Controversies surrounding Uber tend to fall into two different categories: either horror stories of lapses in rider safety or the debate over whether the company’s drivers should be considered employees as opposed to private contractors.
But there may be a connection between those two seemingly disparate situations.
The San Francisco and Los Angeles district attorneys have accused Uber of failing to uncover serious crimes on the records of some drivers allowed to operate in the two cities. The attorneys said they discovered 25 drivers in the two cities whose criminal records had gone undetected, and at least some records included felonies. Notably, one of the drivers whose criminal record went undetected was a convicted murderer who spent 26 years behind bars.
The discovery would appear to put pressure on Uber to adopt a more thorough background check process in order to stay in consumers’ good graces. But there's more at stake here: If the company does adopt more rigorous background checks, which could include fingerprinting, drivers seeking classification as employees could try to use the move as evidence they are indeed employees and not private contractors, says one labor attorney.
The issue at hand is how much control Uber exercises over its drivers, according to Aimee E. Delaney, leader of the? Labor & Employment Practice Group at the Chicago headquarters of Hinshaw & Culbertson LLP. Generally speaking, evidence of an employer attempting to control a person's behavior can be used to determine that the worker is an employee.
One question that can help determine if someone is an employee is "Does the company control or have the right to control what the worker does and how the worker does his or her job?" according to the IRS website. So theoretically, asking someone to take an extra step to show they are qualified to do the work could constitute a form of control. The IRS admits however, "There is no 'magic' or set number of factors that 'makes' the worker an employee or an independent contractor" when it comes to control.
“I sympathize with where they are at because I think they are in a difficult position,” Delaney says of Uber, adding that the company has to "walk kind of a fine line.”
If the company simply ran background check materials through an additional database, that probably wouldn’t feed the case of drivers seeking employee classification. But if Uber puts a new requirement on drivers to be fingerprinted, that might come up in such a labor dispute.
Delaney, who represents employers in labor arbitrations, says that while fingerprinting wouldn't necesarily provide enough fodder to nudge drivers into classifications as employees, she imagines it’s an idea that has crossed the minds of Uber’s legal team.
Companies relying on 1099 employees or private contractors regularly use quick-turnaround background check companies to provide consumers with a sense of security. At least in the case of ridesharing companies, these background checks don’t always meet the rigor of checks required for taxi drivers in certain areas. In some cases, companies offering the checks can tweak them to fit local procedures.
Members of Congress have in the past asked Uber, Lyft, and Sidecar to incorporate fingerprinting into their background checks.

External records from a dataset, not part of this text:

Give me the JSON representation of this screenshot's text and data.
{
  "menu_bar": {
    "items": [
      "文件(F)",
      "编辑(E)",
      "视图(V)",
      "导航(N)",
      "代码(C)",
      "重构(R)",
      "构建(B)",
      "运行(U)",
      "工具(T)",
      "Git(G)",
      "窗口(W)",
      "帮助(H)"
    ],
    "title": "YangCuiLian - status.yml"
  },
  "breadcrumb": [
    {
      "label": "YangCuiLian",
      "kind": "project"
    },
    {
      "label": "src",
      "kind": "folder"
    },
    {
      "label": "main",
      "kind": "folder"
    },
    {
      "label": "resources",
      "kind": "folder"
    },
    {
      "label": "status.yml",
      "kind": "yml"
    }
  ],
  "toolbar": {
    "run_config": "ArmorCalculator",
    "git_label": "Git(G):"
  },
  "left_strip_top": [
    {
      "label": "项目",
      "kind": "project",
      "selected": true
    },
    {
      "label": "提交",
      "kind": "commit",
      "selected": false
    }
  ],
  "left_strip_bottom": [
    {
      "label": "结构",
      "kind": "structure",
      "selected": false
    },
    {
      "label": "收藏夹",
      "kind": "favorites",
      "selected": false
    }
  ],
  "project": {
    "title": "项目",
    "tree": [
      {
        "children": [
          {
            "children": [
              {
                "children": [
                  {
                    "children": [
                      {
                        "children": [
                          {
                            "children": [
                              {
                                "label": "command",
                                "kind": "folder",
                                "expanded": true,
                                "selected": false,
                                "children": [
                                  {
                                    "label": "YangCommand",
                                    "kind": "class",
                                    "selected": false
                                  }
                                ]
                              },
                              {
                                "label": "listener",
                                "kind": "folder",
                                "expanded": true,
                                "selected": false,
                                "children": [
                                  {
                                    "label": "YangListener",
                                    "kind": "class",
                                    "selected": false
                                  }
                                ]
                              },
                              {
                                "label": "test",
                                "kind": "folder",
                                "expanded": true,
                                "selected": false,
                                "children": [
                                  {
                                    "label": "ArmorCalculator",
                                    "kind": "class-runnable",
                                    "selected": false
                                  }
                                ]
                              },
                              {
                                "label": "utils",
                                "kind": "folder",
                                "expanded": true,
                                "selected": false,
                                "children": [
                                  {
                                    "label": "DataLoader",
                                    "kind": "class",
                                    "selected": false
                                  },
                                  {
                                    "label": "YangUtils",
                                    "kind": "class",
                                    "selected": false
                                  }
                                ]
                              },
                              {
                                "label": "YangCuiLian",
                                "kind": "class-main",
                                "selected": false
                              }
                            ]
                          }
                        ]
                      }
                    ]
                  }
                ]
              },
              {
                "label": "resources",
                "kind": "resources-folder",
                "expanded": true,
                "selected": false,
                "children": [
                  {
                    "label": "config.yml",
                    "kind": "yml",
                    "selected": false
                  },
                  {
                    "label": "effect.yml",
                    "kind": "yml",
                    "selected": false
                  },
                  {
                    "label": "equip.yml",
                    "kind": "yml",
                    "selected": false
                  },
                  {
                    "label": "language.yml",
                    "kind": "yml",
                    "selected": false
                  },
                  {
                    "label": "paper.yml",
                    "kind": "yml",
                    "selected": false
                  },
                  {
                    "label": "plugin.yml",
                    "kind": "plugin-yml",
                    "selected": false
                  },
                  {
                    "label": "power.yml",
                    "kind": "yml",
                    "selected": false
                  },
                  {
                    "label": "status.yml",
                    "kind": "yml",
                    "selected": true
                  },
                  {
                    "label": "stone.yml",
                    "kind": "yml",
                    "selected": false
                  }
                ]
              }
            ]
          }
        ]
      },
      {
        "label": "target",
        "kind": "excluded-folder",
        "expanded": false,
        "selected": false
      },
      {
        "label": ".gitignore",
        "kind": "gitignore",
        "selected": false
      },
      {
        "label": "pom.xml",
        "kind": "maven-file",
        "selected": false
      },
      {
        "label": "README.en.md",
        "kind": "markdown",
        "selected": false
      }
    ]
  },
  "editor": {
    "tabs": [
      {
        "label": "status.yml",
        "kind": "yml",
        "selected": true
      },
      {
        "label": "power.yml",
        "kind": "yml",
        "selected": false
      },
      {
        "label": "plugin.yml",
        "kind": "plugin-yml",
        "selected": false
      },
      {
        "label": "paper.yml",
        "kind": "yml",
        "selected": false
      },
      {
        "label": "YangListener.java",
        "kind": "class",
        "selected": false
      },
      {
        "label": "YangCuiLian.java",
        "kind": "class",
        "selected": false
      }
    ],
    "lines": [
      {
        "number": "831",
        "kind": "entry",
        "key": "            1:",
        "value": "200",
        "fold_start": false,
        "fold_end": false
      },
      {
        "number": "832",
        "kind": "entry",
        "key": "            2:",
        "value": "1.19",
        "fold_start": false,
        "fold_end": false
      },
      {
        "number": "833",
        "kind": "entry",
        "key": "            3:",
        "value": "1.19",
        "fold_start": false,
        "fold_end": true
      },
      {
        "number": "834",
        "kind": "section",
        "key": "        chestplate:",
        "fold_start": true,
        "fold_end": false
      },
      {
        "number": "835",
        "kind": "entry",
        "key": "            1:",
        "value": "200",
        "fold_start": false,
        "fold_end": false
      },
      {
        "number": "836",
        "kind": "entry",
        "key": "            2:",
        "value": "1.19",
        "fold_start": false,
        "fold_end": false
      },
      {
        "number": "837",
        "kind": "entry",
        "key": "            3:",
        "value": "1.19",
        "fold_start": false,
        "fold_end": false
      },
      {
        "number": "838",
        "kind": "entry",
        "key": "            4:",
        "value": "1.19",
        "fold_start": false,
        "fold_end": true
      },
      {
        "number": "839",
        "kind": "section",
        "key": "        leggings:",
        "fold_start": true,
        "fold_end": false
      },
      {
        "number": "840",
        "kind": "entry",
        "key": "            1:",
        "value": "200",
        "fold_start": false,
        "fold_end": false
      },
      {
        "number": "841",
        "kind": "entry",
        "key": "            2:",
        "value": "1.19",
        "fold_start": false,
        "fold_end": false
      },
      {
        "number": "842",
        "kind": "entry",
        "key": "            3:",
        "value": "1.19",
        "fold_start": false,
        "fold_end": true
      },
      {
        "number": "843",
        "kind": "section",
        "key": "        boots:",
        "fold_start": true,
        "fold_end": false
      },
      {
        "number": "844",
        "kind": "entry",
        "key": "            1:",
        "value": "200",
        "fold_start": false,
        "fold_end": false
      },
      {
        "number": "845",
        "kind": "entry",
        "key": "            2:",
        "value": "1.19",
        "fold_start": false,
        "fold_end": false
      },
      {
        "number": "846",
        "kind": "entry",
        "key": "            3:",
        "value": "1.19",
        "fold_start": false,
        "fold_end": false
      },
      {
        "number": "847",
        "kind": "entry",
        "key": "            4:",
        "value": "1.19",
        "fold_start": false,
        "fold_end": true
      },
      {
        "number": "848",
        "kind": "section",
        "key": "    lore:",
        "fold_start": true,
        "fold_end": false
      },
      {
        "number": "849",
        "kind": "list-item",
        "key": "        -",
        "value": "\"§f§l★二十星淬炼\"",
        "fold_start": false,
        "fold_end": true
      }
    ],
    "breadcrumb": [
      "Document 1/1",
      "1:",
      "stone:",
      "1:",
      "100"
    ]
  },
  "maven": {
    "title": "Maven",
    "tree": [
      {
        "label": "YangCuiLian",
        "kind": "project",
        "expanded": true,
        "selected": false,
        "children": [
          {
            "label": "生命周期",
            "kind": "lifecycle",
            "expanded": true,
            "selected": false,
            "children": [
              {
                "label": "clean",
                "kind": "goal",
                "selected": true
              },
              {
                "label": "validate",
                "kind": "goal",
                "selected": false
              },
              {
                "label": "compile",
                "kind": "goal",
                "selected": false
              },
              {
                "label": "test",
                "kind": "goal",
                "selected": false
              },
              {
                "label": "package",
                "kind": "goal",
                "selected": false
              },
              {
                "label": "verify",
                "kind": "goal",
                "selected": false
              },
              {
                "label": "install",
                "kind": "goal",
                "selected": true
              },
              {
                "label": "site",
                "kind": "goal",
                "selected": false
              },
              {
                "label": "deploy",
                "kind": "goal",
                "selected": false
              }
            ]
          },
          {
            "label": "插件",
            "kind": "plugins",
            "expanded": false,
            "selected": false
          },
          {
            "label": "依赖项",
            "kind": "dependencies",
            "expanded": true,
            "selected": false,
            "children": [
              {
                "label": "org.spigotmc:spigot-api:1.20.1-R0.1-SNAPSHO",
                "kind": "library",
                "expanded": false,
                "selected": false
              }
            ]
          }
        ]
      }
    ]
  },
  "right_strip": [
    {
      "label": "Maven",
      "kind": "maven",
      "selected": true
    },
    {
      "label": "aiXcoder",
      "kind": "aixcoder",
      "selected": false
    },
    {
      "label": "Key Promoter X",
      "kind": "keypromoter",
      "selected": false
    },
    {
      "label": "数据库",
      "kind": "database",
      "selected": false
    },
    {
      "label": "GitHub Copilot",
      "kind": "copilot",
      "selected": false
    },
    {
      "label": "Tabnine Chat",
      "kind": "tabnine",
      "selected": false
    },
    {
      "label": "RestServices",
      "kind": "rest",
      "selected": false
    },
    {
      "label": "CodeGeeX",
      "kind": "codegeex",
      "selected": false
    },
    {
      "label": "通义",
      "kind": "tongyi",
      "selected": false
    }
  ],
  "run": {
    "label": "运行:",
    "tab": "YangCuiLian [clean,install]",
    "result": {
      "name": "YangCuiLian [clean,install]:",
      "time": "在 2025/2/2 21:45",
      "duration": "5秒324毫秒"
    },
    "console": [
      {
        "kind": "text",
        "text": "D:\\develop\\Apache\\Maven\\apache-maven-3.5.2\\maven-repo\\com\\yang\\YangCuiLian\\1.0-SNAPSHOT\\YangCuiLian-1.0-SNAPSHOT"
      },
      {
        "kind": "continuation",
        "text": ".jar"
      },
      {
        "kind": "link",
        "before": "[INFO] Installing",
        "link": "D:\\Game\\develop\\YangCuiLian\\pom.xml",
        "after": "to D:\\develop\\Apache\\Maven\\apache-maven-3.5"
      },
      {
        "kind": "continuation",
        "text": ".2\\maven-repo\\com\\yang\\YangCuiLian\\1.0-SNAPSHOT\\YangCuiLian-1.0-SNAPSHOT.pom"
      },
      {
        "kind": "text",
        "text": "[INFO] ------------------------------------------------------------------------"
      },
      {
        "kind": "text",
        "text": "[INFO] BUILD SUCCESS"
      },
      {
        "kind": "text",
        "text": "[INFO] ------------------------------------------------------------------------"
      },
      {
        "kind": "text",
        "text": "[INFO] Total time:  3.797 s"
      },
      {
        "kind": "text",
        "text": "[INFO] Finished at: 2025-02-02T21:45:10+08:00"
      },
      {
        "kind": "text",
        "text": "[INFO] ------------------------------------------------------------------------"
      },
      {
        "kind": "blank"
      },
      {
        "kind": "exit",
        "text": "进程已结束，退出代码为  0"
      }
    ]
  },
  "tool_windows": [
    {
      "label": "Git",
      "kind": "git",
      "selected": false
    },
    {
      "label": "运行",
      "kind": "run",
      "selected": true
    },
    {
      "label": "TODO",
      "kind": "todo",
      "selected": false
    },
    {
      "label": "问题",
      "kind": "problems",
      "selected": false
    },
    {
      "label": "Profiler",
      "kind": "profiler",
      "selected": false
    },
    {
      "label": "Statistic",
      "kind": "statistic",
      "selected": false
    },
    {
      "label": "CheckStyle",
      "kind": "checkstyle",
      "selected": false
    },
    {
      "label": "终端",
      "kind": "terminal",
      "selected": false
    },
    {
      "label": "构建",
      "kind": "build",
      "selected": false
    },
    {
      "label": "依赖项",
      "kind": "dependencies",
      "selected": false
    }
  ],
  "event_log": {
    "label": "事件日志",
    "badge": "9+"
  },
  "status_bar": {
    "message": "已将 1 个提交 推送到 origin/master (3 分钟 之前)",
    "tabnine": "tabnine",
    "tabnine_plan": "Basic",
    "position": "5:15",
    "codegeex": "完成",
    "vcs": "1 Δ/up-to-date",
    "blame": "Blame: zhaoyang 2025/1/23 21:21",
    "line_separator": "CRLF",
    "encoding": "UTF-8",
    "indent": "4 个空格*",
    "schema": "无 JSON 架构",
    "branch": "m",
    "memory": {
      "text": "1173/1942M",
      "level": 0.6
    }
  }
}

The eight legislators contended that state-regulated taxi companies regularly went through such procedures.
And the San Francisco and Los Angeles district attorneys have asserted that Uber’s background check processes could not have uncovered the criminal records of the 25 drivers in question, in part because the process doesn’t use biometric identifiers like fingerprinting, according to the New York Times.
Uber told the Times that the service typically used by taxi companies for background checks, Live Scan, was not necessarily more accurate than what Uber uses.
“The reality is that neither is 100 percent foolproof--as we discovered last year when putting hundreds of people through our checks who identified themselves as taxi drivers,” an Uber statement said. “That process uncovered convictions for D.U.I., rape, attempted murder, child abuse, and violence.”
In addition to calling into question the effectiveness of the checks taxi companies use, Uber has also argued that the fingerprinting requirement is too onerous and may make it harder for the company to keep up a steady stream of new drivers.
Uber was contacted with a request for comment, and this post will be updated if the company responds.